Component data from apps and pages:
● ● ● ● ●

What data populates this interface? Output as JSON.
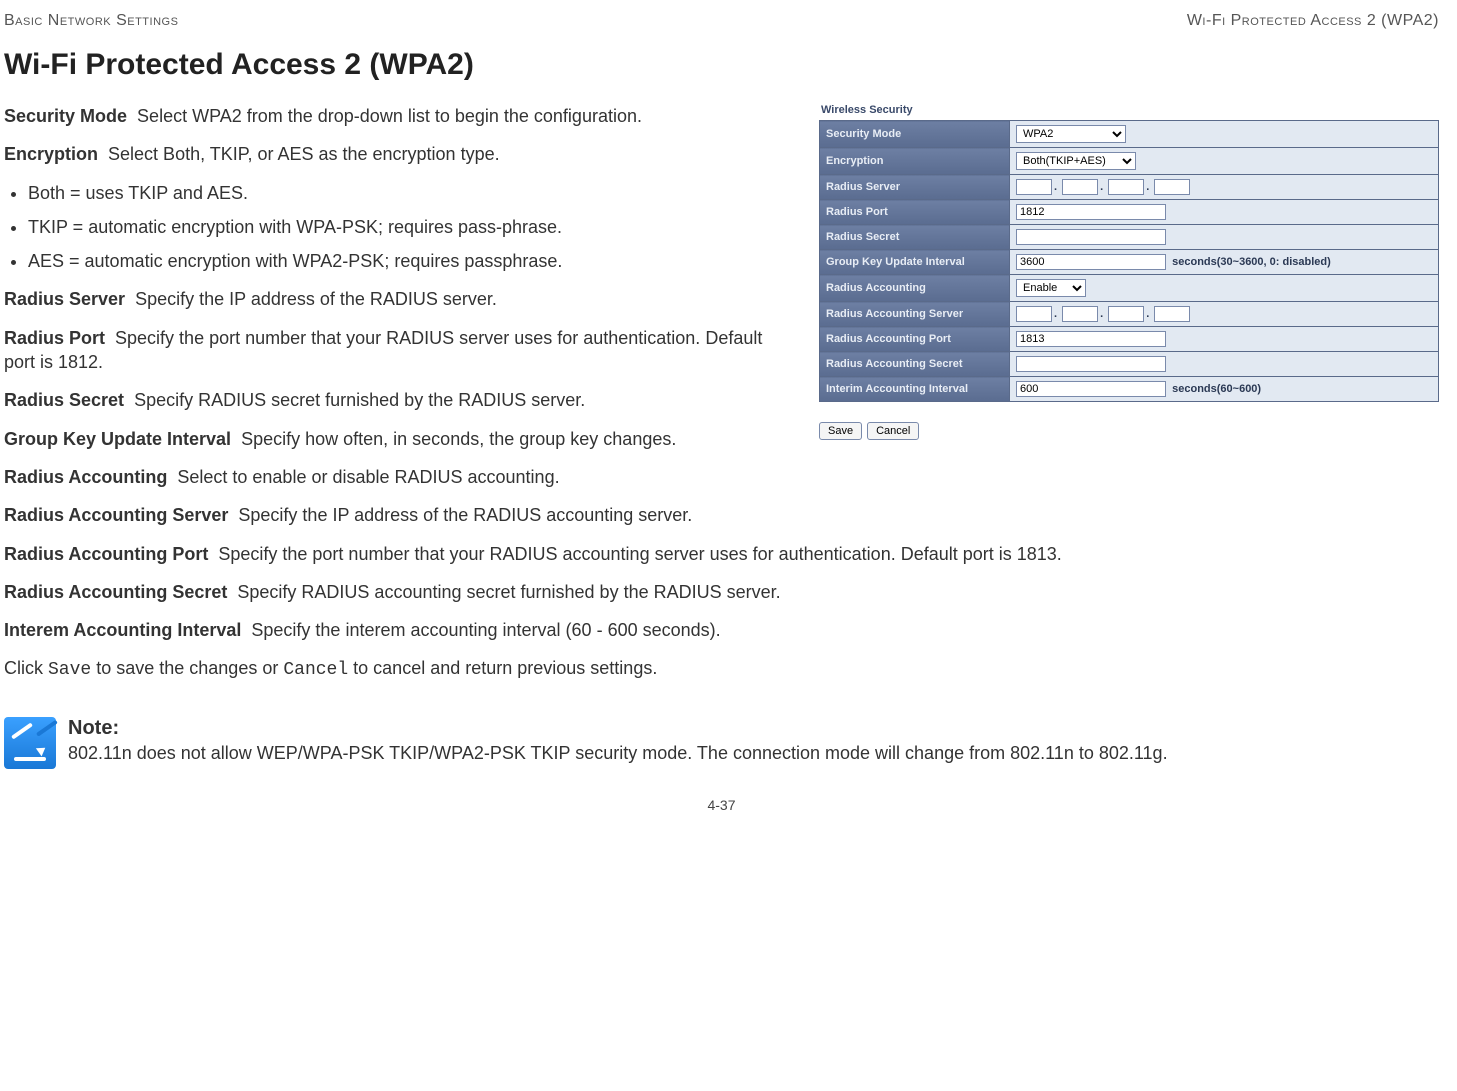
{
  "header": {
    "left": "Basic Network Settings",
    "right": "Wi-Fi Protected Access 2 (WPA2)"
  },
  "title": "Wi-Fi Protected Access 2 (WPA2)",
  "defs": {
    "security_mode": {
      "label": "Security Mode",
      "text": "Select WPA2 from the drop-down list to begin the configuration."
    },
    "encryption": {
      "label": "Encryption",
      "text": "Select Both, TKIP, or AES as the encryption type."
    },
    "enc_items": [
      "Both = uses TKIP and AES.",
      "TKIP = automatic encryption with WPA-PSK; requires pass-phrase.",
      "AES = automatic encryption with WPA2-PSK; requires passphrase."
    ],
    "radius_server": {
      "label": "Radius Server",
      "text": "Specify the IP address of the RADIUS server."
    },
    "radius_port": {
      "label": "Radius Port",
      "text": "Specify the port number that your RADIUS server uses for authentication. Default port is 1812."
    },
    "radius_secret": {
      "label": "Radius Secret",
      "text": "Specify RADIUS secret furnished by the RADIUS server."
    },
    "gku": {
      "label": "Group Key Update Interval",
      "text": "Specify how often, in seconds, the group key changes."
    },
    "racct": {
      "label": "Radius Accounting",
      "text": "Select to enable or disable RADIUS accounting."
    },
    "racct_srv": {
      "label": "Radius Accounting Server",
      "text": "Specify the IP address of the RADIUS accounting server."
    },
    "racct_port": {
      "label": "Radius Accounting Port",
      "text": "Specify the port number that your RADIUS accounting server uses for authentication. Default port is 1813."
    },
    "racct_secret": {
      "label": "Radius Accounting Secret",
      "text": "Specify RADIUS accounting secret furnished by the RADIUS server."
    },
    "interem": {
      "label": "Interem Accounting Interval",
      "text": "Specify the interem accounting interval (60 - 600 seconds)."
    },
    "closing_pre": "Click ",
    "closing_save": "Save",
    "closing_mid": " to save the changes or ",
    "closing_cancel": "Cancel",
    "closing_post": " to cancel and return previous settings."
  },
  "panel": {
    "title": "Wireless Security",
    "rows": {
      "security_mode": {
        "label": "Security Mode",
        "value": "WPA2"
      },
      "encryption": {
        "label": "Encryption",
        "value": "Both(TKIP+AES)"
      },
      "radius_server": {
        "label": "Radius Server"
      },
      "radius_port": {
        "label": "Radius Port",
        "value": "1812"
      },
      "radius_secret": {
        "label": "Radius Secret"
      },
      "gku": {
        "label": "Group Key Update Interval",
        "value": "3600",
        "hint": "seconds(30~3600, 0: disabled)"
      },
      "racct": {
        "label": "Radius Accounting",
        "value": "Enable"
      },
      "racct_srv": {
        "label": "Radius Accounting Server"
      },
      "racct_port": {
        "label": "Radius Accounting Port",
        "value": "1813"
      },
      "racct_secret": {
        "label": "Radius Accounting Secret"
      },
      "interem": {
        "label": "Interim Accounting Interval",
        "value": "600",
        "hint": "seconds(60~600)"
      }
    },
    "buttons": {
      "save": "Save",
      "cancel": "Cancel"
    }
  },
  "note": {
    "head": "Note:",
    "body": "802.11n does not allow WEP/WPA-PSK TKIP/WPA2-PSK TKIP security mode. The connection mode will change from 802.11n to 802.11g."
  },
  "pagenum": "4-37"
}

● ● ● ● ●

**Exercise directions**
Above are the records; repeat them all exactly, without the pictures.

**Exercise solution**
What data populates this interface? Output as JSON.
{
  "header": {
    "left": "Basic Network Settings",
    "right": "Wi-Fi Protected Access 2 (WPA2)"
  },
  "title": "Wi-Fi Protected Access 2 (WPA2)",
  "defs": {
    "security_mode": {
      "label": "Security Mode",
      "text": "Select WPA2 from the drop-down list to begin the configuration."
    },
    "encryption": {
      "label": "Encryption",
      "text": "Select Both, TKIP, or AES as the encryption type."
    },
    "enc_items": [
      "Both = uses TKIP and AES.",
      "TKIP = automatic encryption with WPA-PSK; requires pass-phrase.",
      "AES = automatic encryption with WPA2-PSK; requires passphrase."
    ],
    "radius_server": {
      "label": "Radius Server",
      "text": "Specify the IP address of the RADIUS server."
    },
    "radius_port": {
      "label": "Radius Port",
      "text": "Specify the port number that your RADIUS server uses for authentication. Default port is 1812."
    },
    "radius_secret": {
      "label": "Radius Secret",
      "text": "Specify RADIUS secret furnished by the RADIUS server."
    },
    "gku": {
      "label": "Group Key Update Interval",
      "text": "Specify how often, in seconds, the group key changes."
    },
    "racct": {
      "label": "Radius Accounting",
      "text": "Select to enable or disable RADIUS accounting."
    },
    "racct_srv": {
      "label": "Radius Accounting Server",
      "text": "Specify the IP address of the RADIUS accounting server."
    },
    "racct_port": {
      "label": "Radius Accounting Port",
      "text": "Specify the port number that your RADIUS accounting server uses for authentication. Default port is 1813."
    },
    "racct_secret": {
      "label": "Radius Accounting Secret",
      "text": "Specify RADIUS accounting secret furnished by the RADIUS server."
    },
    "interem": {
      "label": "Interem Accounting Interval",
      "text": "Specify the interem accounting interval (60 - 600 seconds)."
    },
    "closing_pre": "Click ",
    "closing_save": "Save",
    "closing_mid": " to save the changes or ",
    "closing_cancel": "Cancel",
    "closing_post": " to cancel and return previous settings."
  },
  "panel": {
    "title": "Wireless Security",
    "rows": {
      "security_mode": {
        "label": "Security Mode",
        "value": "WPA2"
      },
      "encryption": {
        "label": "Encryption",
        "value": "Both(TKIP+AES)"
      },
      "radius_server": {
        "label": "Radius Server"
      },
      "radius_port": {
        "label": "Radius Port",
        "value": "1812"
      },
      "radius_secret": {
        "label": "Radius Secret"
      },
      "gku": {
        "label": "Group Key Update Interval",
        "value": "3600",
        "hint": "seconds(30~3600, 0: disabled)"
      },
      "racct": {
        "label": "Radius Accounting",
        "value": "Enable"
      },
      "racct_srv": {
        "label": "Radius Accounting Server"
      },
      "racct_port": {
        "label": "Radius Accounting Port",
        "value": "1813"
      },
      "racct_secret": {
        "label": "Radius Accounting Secret"
      },
      "interem": {
        "label": "Interim Accounting Interval",
        "value": "600",
        "hint": "seconds(60~600)"
      }
    },
    "buttons": {
      "save": "Save",
      "cancel": "Cancel"
    }
  },
  "note": {
    "head": "Note:",
    "body": "802.11n does not allow WEP/WPA-PSK TKIP/WPA2-PSK TKIP security mode. The connection mode will change from 802.11n to 802.11g."
  },
  "pagenum": "4-37"
}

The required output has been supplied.